▶ [Items from an interface collection]

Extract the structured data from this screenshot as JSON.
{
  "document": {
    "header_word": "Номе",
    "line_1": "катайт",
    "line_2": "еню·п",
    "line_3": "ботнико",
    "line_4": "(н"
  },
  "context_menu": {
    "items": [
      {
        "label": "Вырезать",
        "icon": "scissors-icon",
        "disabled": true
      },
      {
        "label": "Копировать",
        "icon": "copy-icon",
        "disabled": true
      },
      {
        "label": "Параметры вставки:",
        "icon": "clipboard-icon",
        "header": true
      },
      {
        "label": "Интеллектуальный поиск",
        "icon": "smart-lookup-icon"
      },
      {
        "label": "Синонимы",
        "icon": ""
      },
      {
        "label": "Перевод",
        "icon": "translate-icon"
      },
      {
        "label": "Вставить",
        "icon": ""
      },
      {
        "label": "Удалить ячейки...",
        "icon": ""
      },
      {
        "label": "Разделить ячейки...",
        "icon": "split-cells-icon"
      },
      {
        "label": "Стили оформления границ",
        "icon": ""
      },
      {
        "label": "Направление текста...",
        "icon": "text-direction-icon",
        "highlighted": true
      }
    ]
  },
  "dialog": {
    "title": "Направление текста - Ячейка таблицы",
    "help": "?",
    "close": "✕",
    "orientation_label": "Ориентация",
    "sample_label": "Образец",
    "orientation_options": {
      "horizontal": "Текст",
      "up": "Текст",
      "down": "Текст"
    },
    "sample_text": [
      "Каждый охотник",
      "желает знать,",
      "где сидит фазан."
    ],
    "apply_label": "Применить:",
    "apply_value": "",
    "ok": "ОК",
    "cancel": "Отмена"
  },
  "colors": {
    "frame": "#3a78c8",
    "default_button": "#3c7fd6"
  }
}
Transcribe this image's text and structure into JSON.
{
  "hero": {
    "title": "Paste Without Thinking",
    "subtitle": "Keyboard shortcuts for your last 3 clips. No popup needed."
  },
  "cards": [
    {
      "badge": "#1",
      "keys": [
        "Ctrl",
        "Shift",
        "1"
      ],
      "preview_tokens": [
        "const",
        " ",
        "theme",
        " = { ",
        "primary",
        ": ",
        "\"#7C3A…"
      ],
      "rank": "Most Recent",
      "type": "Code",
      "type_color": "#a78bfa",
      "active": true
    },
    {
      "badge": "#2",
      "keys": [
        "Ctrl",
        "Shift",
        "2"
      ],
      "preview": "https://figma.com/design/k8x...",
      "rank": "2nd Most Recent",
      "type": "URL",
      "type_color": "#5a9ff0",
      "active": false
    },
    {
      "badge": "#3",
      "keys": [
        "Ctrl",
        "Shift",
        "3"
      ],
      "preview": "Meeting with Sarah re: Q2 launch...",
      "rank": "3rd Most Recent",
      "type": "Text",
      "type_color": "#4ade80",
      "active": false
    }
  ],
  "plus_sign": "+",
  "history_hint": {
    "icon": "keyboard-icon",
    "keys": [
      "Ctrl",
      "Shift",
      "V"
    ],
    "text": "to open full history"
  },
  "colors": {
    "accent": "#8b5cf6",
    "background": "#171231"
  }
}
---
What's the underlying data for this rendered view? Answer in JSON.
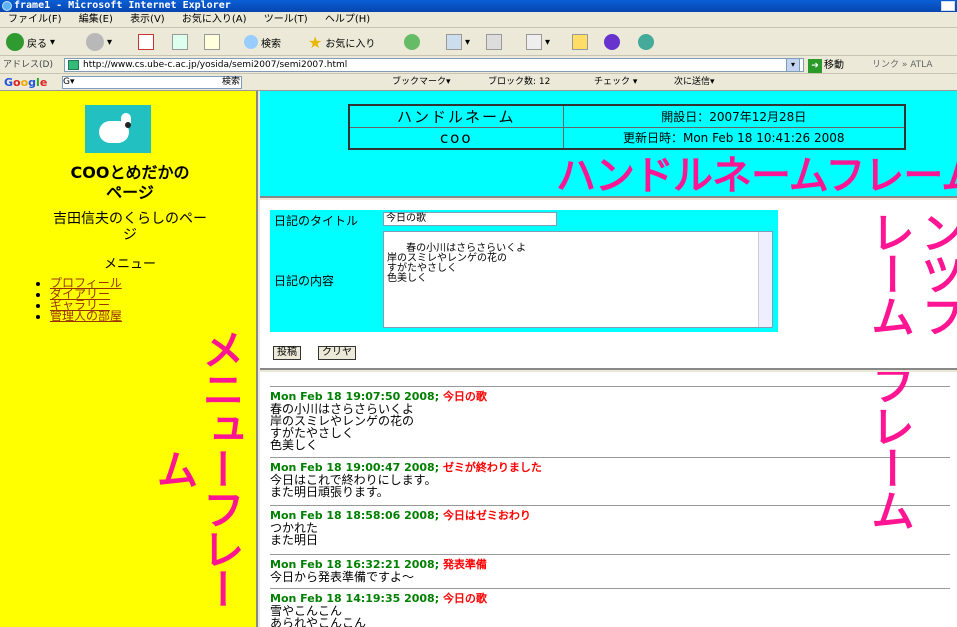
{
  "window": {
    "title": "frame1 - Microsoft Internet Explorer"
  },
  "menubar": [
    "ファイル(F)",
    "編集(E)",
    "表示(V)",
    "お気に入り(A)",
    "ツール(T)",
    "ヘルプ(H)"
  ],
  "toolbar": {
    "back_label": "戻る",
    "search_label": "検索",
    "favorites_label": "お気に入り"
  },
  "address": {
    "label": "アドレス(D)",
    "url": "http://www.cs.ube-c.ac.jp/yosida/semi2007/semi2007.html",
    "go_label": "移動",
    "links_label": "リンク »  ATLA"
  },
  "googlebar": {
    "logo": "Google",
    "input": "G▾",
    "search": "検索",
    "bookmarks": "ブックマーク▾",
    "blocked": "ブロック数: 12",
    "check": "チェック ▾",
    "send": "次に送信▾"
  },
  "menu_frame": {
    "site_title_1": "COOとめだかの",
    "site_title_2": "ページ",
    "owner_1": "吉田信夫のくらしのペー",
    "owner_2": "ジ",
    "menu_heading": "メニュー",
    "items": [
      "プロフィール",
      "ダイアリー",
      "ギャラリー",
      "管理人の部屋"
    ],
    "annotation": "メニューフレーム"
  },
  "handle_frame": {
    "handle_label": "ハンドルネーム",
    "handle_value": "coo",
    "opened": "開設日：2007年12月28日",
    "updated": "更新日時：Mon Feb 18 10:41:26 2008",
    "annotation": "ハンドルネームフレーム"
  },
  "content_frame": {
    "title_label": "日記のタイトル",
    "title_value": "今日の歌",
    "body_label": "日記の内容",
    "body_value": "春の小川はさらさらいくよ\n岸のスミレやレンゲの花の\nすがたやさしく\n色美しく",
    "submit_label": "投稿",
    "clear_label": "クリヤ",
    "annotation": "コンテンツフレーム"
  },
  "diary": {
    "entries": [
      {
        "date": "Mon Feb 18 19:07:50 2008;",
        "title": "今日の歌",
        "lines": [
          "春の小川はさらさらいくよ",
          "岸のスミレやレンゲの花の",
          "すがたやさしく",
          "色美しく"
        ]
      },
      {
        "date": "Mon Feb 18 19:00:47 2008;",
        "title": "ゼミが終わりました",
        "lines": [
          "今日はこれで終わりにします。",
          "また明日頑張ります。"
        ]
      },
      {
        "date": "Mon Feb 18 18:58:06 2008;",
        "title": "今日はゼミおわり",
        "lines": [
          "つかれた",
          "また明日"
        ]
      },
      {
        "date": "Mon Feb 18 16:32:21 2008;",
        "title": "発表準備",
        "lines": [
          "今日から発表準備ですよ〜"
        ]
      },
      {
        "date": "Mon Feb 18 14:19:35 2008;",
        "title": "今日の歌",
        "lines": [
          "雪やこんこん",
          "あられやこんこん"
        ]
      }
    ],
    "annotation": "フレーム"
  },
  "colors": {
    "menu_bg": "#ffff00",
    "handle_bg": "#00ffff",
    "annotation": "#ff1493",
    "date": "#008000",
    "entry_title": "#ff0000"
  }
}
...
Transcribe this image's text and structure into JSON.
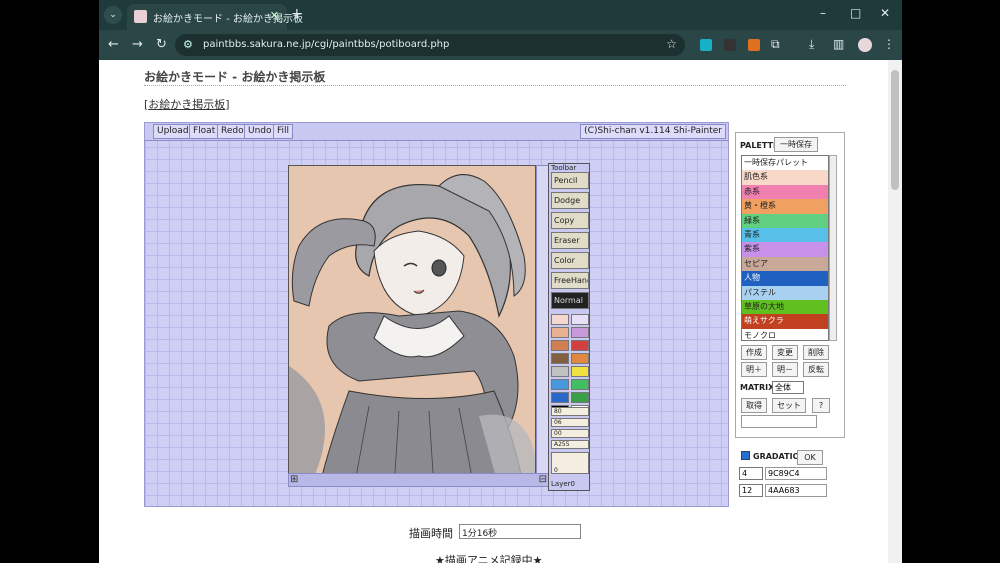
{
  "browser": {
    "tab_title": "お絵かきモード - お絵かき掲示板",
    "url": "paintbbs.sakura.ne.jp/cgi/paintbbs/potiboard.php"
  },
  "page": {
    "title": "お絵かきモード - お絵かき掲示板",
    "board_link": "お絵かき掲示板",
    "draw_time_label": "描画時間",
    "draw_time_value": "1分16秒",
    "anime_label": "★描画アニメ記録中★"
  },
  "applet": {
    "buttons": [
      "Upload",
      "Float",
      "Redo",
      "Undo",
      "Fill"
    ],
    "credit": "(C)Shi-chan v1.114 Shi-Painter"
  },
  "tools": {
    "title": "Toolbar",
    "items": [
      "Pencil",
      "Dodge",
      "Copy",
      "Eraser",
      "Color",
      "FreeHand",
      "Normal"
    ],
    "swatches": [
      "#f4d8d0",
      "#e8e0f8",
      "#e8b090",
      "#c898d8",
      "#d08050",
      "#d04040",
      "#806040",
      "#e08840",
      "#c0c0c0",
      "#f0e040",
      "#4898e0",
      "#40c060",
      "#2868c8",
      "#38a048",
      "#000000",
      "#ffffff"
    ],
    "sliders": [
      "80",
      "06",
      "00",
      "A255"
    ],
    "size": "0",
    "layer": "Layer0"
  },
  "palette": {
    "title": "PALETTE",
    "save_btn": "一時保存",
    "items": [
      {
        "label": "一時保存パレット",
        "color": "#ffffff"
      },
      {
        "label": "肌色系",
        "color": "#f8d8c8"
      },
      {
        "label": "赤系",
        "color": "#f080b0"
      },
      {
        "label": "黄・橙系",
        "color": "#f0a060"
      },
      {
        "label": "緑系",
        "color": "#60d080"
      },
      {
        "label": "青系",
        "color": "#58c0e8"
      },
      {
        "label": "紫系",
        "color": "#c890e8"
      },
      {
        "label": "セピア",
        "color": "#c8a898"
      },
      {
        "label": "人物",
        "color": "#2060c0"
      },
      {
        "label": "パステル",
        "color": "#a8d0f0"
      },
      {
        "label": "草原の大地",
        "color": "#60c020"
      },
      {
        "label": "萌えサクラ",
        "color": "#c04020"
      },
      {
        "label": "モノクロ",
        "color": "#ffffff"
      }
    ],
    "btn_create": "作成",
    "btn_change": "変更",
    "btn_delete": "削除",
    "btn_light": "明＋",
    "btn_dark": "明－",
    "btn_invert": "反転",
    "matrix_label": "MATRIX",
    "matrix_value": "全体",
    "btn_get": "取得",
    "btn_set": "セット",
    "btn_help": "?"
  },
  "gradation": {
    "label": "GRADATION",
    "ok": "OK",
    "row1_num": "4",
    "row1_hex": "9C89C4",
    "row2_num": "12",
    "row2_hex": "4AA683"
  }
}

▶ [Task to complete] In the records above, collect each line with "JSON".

▶ [Exercise output]
Extract the structured data from this screenshot as JSON.
Transcribe this image's text and structure into JSON.
What's the underlying data for this rendered view? Answer in JSON.
Transcribe this image's text and structure into JSON.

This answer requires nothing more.